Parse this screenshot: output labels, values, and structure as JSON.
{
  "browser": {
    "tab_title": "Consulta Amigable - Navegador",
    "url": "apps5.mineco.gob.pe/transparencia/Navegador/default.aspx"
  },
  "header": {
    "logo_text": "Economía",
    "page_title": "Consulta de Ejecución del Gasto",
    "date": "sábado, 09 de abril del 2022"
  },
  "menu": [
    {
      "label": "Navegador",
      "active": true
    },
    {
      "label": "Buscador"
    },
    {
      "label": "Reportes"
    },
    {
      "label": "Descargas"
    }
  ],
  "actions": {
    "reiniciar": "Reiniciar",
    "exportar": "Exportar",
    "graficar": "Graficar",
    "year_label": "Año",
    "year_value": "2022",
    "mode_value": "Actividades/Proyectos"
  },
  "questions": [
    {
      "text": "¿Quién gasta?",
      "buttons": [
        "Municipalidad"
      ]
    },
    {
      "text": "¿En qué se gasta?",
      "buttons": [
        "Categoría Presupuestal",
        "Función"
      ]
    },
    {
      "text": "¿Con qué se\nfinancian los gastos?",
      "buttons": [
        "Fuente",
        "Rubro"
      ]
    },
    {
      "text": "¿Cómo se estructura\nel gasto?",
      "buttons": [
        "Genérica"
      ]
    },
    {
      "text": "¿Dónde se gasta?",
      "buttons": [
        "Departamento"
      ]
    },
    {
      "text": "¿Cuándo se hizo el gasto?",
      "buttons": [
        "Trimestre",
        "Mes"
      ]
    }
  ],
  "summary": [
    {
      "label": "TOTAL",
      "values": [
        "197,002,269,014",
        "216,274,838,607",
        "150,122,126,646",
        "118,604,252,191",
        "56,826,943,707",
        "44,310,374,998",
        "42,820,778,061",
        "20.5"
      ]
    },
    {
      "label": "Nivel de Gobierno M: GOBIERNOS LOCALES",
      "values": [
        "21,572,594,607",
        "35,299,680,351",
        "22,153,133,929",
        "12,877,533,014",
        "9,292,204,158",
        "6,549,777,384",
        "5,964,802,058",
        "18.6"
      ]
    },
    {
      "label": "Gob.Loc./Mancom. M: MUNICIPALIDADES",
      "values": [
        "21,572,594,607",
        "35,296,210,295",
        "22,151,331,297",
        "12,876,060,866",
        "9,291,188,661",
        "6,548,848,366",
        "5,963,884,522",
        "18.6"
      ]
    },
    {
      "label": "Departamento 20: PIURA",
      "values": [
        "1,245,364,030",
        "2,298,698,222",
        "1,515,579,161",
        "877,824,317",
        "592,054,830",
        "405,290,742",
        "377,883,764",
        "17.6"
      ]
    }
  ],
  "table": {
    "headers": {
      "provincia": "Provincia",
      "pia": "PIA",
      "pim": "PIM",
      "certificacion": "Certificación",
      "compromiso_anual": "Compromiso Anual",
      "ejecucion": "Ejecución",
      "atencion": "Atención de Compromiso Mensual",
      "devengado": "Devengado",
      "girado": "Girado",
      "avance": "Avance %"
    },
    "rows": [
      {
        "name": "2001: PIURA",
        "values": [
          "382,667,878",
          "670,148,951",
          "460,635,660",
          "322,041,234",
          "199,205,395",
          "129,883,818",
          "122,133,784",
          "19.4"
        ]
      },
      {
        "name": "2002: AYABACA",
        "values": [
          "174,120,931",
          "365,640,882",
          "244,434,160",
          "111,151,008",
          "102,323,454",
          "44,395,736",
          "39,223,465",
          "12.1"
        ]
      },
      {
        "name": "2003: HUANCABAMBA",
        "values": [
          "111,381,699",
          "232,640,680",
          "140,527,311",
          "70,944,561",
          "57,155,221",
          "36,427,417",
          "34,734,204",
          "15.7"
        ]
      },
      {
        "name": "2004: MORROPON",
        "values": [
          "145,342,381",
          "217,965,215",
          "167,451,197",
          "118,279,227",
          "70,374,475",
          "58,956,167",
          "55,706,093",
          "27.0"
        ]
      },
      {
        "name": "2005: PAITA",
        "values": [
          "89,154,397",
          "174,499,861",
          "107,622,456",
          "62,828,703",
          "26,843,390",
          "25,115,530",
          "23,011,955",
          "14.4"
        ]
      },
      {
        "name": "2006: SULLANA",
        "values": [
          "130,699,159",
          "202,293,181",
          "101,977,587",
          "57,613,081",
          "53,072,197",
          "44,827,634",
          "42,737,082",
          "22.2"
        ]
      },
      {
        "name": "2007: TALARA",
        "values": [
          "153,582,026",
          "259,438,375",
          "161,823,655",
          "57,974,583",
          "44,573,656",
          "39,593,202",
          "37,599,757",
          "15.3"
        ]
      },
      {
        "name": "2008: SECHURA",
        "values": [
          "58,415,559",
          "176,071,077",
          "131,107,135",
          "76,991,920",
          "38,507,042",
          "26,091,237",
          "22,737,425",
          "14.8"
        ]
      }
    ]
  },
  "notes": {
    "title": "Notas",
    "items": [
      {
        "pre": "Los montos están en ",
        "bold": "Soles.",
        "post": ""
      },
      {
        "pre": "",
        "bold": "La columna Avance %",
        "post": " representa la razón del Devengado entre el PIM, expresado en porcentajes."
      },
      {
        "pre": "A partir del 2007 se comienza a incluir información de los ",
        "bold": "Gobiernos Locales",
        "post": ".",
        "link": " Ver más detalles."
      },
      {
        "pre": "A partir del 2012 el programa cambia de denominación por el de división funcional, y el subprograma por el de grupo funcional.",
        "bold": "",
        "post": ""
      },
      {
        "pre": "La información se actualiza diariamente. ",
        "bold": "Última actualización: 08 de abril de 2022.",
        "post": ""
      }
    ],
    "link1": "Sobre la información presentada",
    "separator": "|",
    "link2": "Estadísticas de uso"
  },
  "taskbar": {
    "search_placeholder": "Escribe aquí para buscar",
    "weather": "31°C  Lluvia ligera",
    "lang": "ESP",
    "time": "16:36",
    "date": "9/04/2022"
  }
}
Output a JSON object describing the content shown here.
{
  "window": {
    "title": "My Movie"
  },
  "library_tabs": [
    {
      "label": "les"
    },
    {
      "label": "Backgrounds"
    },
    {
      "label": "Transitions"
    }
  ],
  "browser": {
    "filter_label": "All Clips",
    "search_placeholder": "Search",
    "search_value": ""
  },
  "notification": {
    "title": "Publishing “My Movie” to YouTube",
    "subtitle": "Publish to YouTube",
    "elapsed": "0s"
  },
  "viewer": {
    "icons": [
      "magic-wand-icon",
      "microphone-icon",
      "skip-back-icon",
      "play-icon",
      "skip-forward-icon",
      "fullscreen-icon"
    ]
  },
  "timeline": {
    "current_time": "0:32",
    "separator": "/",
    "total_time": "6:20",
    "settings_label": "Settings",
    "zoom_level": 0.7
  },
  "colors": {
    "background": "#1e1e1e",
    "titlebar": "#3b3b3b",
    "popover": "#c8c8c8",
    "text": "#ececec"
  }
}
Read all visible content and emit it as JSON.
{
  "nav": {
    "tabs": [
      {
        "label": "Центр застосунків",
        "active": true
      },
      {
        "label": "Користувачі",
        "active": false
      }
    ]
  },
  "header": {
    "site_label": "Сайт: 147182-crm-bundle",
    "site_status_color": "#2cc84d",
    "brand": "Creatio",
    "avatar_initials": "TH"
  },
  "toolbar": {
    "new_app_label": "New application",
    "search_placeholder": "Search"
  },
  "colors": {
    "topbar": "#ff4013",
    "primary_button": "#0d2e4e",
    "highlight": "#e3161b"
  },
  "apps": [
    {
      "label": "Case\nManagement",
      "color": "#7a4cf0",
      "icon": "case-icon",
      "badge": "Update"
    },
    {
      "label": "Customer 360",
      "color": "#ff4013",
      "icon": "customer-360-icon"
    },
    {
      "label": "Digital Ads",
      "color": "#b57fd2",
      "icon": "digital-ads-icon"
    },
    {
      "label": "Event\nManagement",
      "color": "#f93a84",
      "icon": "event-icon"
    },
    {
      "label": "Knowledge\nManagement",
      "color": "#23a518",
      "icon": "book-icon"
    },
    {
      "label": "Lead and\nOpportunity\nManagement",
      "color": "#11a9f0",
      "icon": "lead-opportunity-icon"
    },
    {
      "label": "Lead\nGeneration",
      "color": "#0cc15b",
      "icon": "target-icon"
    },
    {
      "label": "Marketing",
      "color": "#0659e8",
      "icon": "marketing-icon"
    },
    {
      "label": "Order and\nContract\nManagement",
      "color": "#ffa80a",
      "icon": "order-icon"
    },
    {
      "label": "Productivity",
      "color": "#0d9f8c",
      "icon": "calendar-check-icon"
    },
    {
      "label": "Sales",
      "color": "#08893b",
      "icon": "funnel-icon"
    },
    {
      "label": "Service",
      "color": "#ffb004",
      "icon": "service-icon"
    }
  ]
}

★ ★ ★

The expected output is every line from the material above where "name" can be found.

        "name": "2001: PIURA",
        "name": "2002: AYABACA",
        "name": "2003: HUANCABAMBA",
        "name": "2004: MORROPON",
        "name": "2005: PAITA",
        "name": "2006: SULLANA",
        "name": "2007: TALARA",
        "name": "2008: SECHURA",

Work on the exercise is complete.